**ASSIGNMENT**.
In your copy, leave out the pictures and repeat the entries below exactly.

(Data about app and page elements)
# # # # # # #

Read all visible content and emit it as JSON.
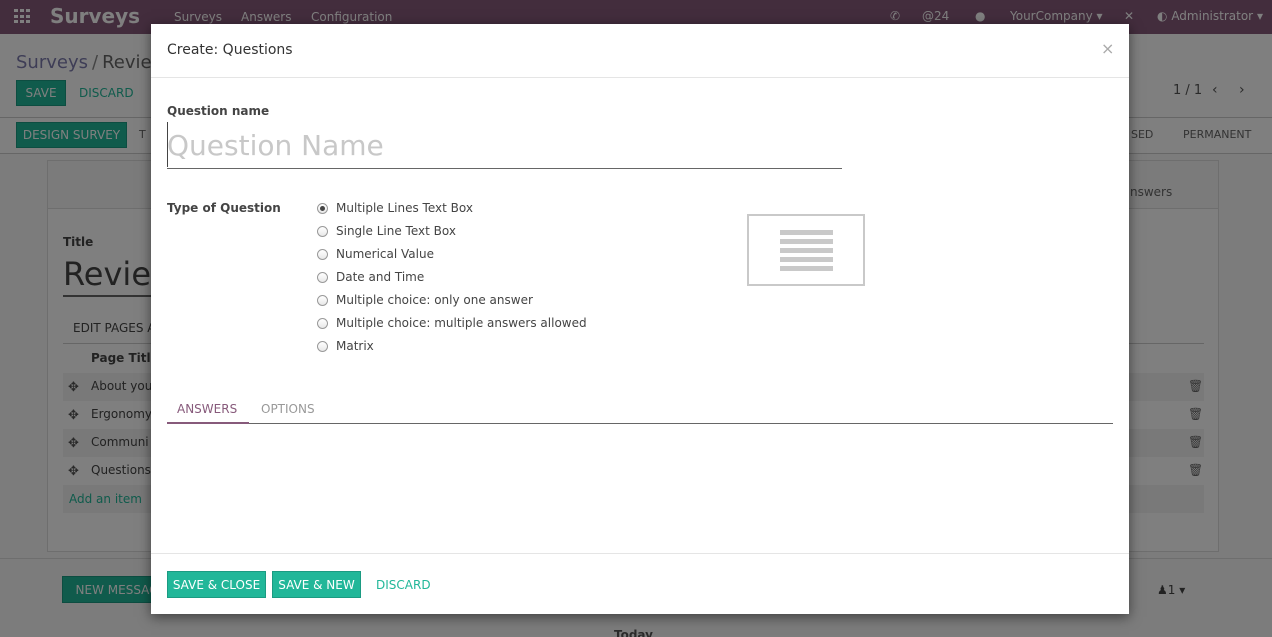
{
  "navbar": {
    "brand": "Surveys",
    "menu": [
      "Surveys",
      "Answers",
      "Configuration"
    ],
    "messages_count": "@24",
    "company": "YourCompany",
    "user": "Administrator"
  },
  "control_panel": {
    "breadcrumb_root": "Surveys",
    "breadcrumb_sep": "/",
    "breadcrumb_current": "Revie",
    "save_label": "SAVE",
    "discard_label": "DISCARD",
    "pager": "1 / 1"
  },
  "statusbar": {
    "design_label": "DESIGN SURVEY",
    "stage_partial_left": "T",
    "stage_partial_right": "SED",
    "stage_permanent": "PERMANENT"
  },
  "sheet": {
    "button_box_text": "nswers",
    "title_label": "Title",
    "title_value": "Revie",
    "notebook_tab": "EDIT PAGES A",
    "column_header": "Page Title",
    "rows": [
      "About you",
      "Ergonomy",
      "Communi",
      "Questions"
    ],
    "add_item": "Add an item"
  },
  "chatter": {
    "new_message": "NEW MESSAG",
    "followers": "1",
    "today": "Today"
  },
  "modal": {
    "title": "Create: Questions",
    "close": "×",
    "question_name_label": "Question name",
    "question_name_placeholder": "Question Name",
    "type_label": "Type of Question",
    "types": [
      "Multiple Lines Text Box",
      "Single Line Text Box",
      "Numerical Value",
      "Date and Time",
      "Multiple choice: only one answer",
      "Multiple choice: multiple answers allowed",
      "Matrix"
    ],
    "selected_type": "Multiple Lines Text Box",
    "tabs": [
      "ANSWERS",
      "OPTIONS"
    ],
    "active_tab": "ANSWERS",
    "footer": {
      "save_close": "SAVE & CLOSE",
      "save_new": "SAVE & NEW",
      "discard": "DISCARD"
    }
  },
  "colors": {
    "brand": "#875a7b",
    "primary": "#21b799"
  }
}
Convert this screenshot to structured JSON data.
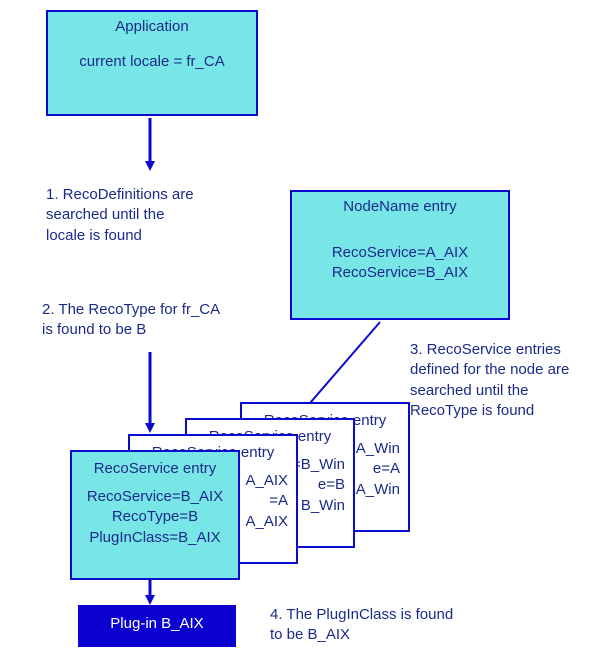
{
  "application": {
    "title": "Application",
    "locale_line": "current locale =  fr_CA"
  },
  "node_entry": {
    "title": "NodeName entry",
    "line1": "RecoService=A_AIX",
    "line2": "RecoService=B_AIX"
  },
  "notes": {
    "n1": "1. RecoDefinitions are searched until the locale is found",
    "n2": "2. The RecoType for fr_CA is found to be B",
    "n3": "3. RecoService entries defined for the node are searched until the RecoType is found",
    "n4": "4. The PlugInClass is found to be B_AIX"
  },
  "cards": {
    "back": {
      "title": "RecoService entry",
      "l1": "e=A_Win",
      "l2": "e=A",
      "l3": "=A_Win"
    },
    "p3": {
      "title": "RecoService entry",
      "l1": "=B_Win",
      "l2": "e=B",
      "l3": "B_Win"
    },
    "p2": {
      "title": "RecoService entry",
      "l1": "A_AIX",
      "l2": "=A",
      "l3": "A_AIX"
    },
    "front": {
      "title": "RecoService entry",
      "l1": "RecoService=B_AIX",
      "l2": "RecoType=B",
      "l3": "PlugInClass=B_AIX"
    }
  },
  "plugin": {
    "label": "Plug-in B_AIX"
  }
}
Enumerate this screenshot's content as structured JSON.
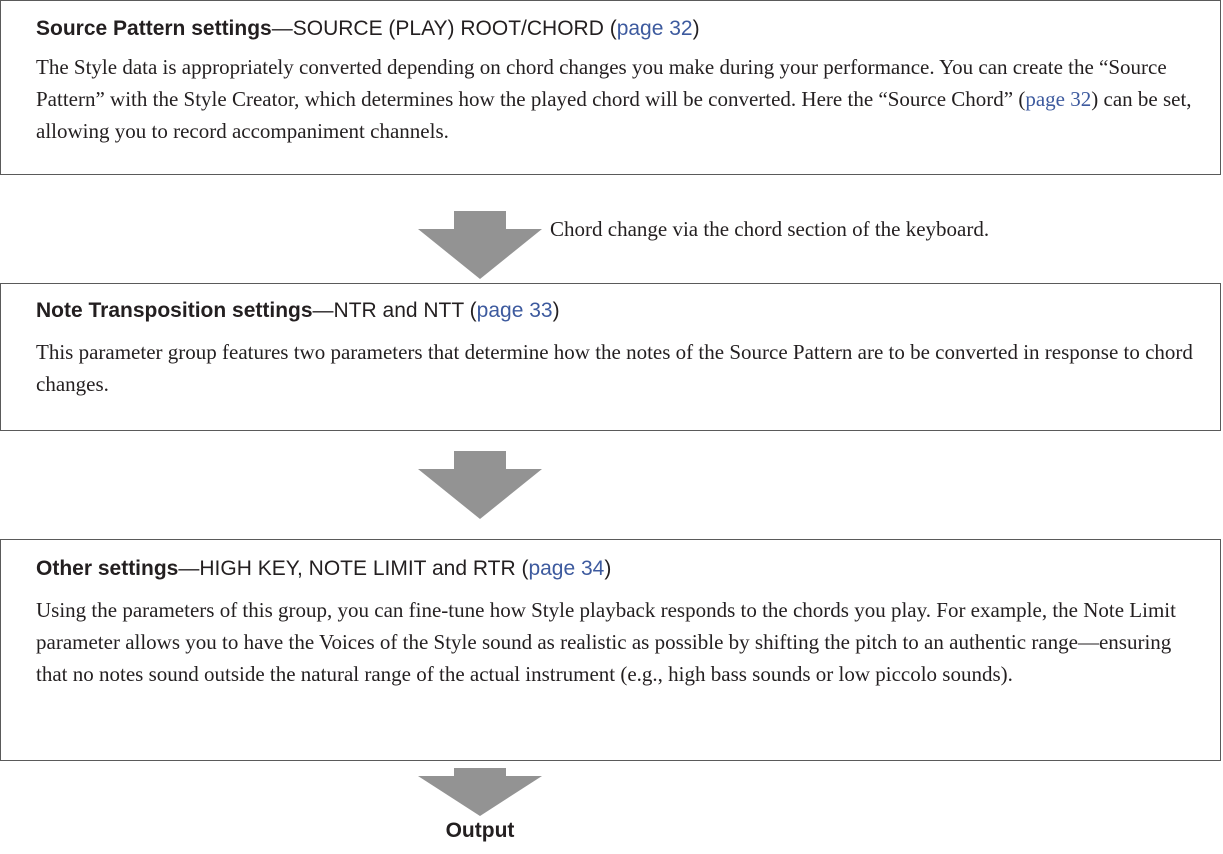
{
  "colors": {
    "text": "#231f20",
    "link": "#3d5a9e",
    "arrow": "#939393",
    "border": "#5a5a5a"
  },
  "source_box": {
    "title_bold": "Source Pattern settings",
    "title_rest": "—SOURCE (PLAY) ROOT/CHORD (",
    "title_link": "page 32",
    "title_close": ")",
    "body_part1": "The Style data is appropriately converted depending on chord changes you make during your performance. You can create the “Source Pattern” with the Style Creator, which determines how the played chord will be converted. Here the “Source Chord” (",
    "body_link": "page 32",
    "body_part2": ") can be set, allowing you to record accompaniment channels."
  },
  "arrow_note": "Chord change via the chord section of the keyboard.",
  "transpose_box": {
    "title_bold": "Note Transposition settings",
    "title_rest": "—NTR and NTT (",
    "title_link": "page 33",
    "title_close": ")",
    "body": "This parameter group features two parameters that determine how the notes of the Source Pattern are to be converted in response to chord changes."
  },
  "other_box": {
    "title_bold": "Other settings",
    "title_rest": "—HIGH KEY, NOTE LIMIT and RTR (",
    "title_link": "page 34",
    "title_close": ")",
    "body": "Using the parameters of this group, you can fine-tune how Style playback responds to the chords you play. For example, the Note Limit parameter allows you to have the Voices of the Style sound as realistic as possible by shifting the pitch to an authentic range—ensuring that no notes sound outside the natural range of the actual instrument (e.g., high bass sounds or low piccolo sounds)."
  },
  "output_label": "Output",
  "icons": {
    "flow_arrow": "down-arrow-icon"
  }
}
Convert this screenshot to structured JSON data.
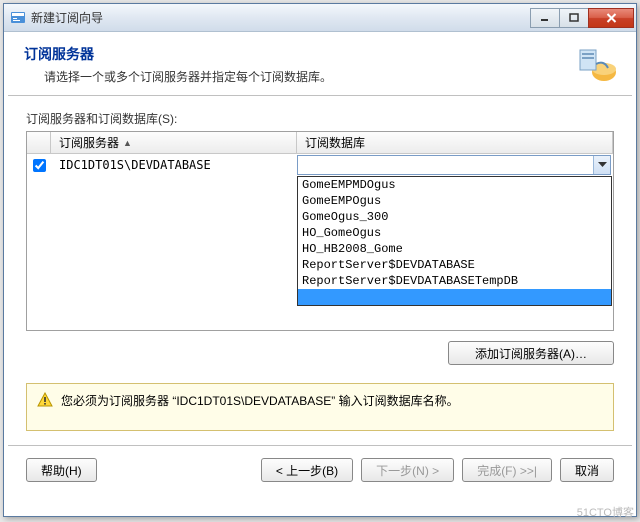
{
  "titlebar": {
    "title": "新建订阅向导"
  },
  "header": {
    "title": "订阅服务器",
    "subtitle": "请选择一个或多个订阅服务器并指定每个订阅数据库。"
  },
  "grid": {
    "label": "订阅服务器和订阅数据库(S):",
    "col1": "订阅服务器",
    "col2": "订阅数据库",
    "row_server": "IDC1DT01S\\DEVDATABASE"
  },
  "dropdown": {
    "items": [
      "GomeEMPMDOgus",
      "GomeEMPOgus",
      "GomeOgus_300",
      "HO_GomeOgus",
      "HO_HB2008_Gome",
      "ReportServer$DEVDATABASE",
      "ReportServer$DEVDATABASETempDB"
    ],
    "selected": " "
  },
  "buttons": {
    "add_server": "添加订阅服务器(A)…",
    "help": "帮助(H)",
    "back": "< 上一步(B)",
    "next": "下一步(N) >",
    "finish": "完成(F) >>|",
    "cancel": "取消"
  },
  "warning": {
    "text": "您必须为订阅服务器 “IDC1DT01S\\DEVDATABASE” 输入订阅数据库名称。"
  },
  "watermark": "51CTO博客"
}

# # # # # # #

**SOLUTION FOR THIS TASK**.
Read all visible content and emit it as JSON.
{
  "navbar": {
    "brand": "Surveys",
    "menu": [
      "Surveys",
      "Answers",
      "Configuration"
    ],
    "messages_count": "@24",
    "company": "YourCompany",
    "user": "Administrator"
  },
  "control_panel": {
    "breadcrumb_root": "Surveys",
    "breadcrumb_sep": "/",
    "breadcrumb_current": "Revie",
    "save_label": "SAVE",
    "discard_label": "DISCARD",
    "pager": "1 / 1"
  },
  "statusbar": {
    "design_label": "DESIGN SURVEY",
    "stage_partial_left": "T",
    "stage_partial_right": "SED",
    "stage_permanent": "PERMANENT"
  },
  "sheet": {
    "button_box_text": "nswers",
    "title_label": "Title",
    "title_value": "Revie",
    "notebook_tab": "EDIT PAGES A",
    "column_header": "Page Title",
    "rows": [
      "About you",
      "Ergonomy",
      "Communi",
      "Questions"
    ],
    "add_item": "Add an item"
  },
  "chatter": {
    "new_message": "NEW MESSAG",
    "followers": "1",
    "today": "Today"
  },
  "modal": {
    "title": "Create: Questions",
    "close": "×",
    "question_name_label": "Question name",
    "question_name_placeholder": "Question Name",
    "type_label": "Type of Question",
    "types": [
      "Multiple Lines Text Box",
      "Single Line Text Box",
      "Numerical Value",
      "Date and Time",
      "Multiple choice: only one answer",
      "Multiple choice: multiple answers allowed",
      "Matrix"
    ],
    "selected_type": "Multiple Lines Text Box",
    "tabs": [
      "ANSWERS",
      "OPTIONS"
    ],
    "active_tab": "ANSWERS",
    "footer": {
      "save_close": "SAVE & CLOSE",
      "save_new": "SAVE & NEW",
      "discard": "DISCARD"
    }
  },
  "colors": {
    "brand": "#875a7b",
    "primary": "#21b799"
  }
}
Convert this screenshot to structured JSON data.
{
  "application": {
    "title": "Application",
    "locale_line": "current locale =  fr_CA"
  },
  "node_entry": {
    "title": "NodeName entry",
    "line1": "RecoService=A_AIX",
    "line2": "RecoService=B_AIX"
  },
  "notes": {
    "n1": "1. RecoDefinitions are searched until the locale is found",
    "n2": "2. The RecoType for fr_CA is found to be B",
    "n3": "3. RecoService entries defined for the node are searched until the RecoType is found",
    "n4": "4. The PlugInClass is found to be B_AIX"
  },
  "cards": {
    "back": {
      "title": "RecoService entry",
      "l1": "e=A_Win",
      "l2": "e=A",
      "l3": "=A_Win"
    },
    "p3": {
      "title": "RecoService entry",
      "l1": "=B_Win",
      "l2": "e=B",
      "l3": "B_Win"
    },
    "p2": {
      "title": "RecoService entry",
      "l1": "A_AIX",
      "l2": "=A",
      "l3": "A_AIX"
    },
    "front": {
      "title": "RecoService entry",
      "l1": "RecoService=B_AIX",
      "l2": "RecoType=B",
      "l3": "PlugInClass=B_AIX"
    }
  },
  "plugin": {
    "label": "Plug-in B_AIX"
  }
}
Enumerate this screenshot's content as structured JSON.
{
  "colors": {
    "text": "#231f20",
    "link": "#3d5a9e",
    "arrow": "#939393",
    "border": "#5a5a5a"
  },
  "source_box": {
    "title_bold": "Source Pattern settings",
    "title_rest": "—SOURCE (PLAY) ROOT/CHORD (",
    "title_link": "page 32",
    "title_close": ")",
    "body_part1": "The Style data is appropriately converted depending on chord changes you make during your performance. You can create the “Source Pattern” with the Style Creator, which determines how the played chord will be converted. Here the “Source Chord” (",
    "body_link": "page 32",
    "body_part2": ") can be set, allowing you to record accompaniment channels."
  },
  "arrow_note": "Chord change via the chord section of the keyboard.",
  "transpose_box": {
    "title_bold": "Note Transposition settings",
    "title_rest": "—NTR and NTT (",
    "title_link": "page 33",
    "title_close": ")",
    "body": "This parameter group features two parameters that determine how the notes of the Source Pattern are to be converted in response to chord changes."
  },
  "other_box": {
    "title_bold": "Other settings",
    "title_rest": "—HIGH KEY, NOTE LIMIT and RTR (",
    "title_link": "page 34",
    "title_close": ")",
    "body": "Using the parameters of this group, you can fine-tune how Style playback responds to the chords you play. For example, the Note Limit parameter allows you to have the Voices of the Style sound as realistic as possible by shifting the pitch to an authentic range—ensuring that no notes sound outside the natural range of the actual instrument (e.g., high bass sounds or low piccolo sounds)."
  },
  "output_label": "Output",
  "icons": {
    "flow_arrow": "down-arrow-icon"
  }
}
Convert this screenshot to structured JSON data.
{
  "titlebar": {
    "title": "新建订阅向导"
  },
  "header": {
    "title": "订阅服务器",
    "subtitle": "请选择一个或多个订阅服务器并指定每个订阅数据库。"
  },
  "grid": {
    "label": "订阅服务器和订阅数据库(S):",
    "col1": "订阅服务器",
    "col2": "订阅数据库",
    "row_server": "IDC1DT01S\\DEVDATABASE"
  },
  "dropdown": {
    "items": [
      "GomeEMPMDOgus",
      "GomeEMPOgus",
      "GomeOgus_300",
      "HO_GomeOgus",
      "HO_HB2008_Gome",
      "ReportServer$DEVDATABASE",
      "ReportServer$DEVDATABASETempDB"
    ],
    "selected": " "
  },
  "buttons": {
    "add_server": "添加订阅服务器(A)…",
    "help": "帮助(H)",
    "back": "< 上一步(B)",
    "next": "下一步(N) >",
    "finish": "完成(F) >>|",
    "cancel": "取消"
  },
  "warning": {
    "text": "您必须为订阅服务器 “IDC1DT01S\\DEVDATABASE” 输入订阅数据库名称。"
  },
  "watermark": "51CTO博客"
}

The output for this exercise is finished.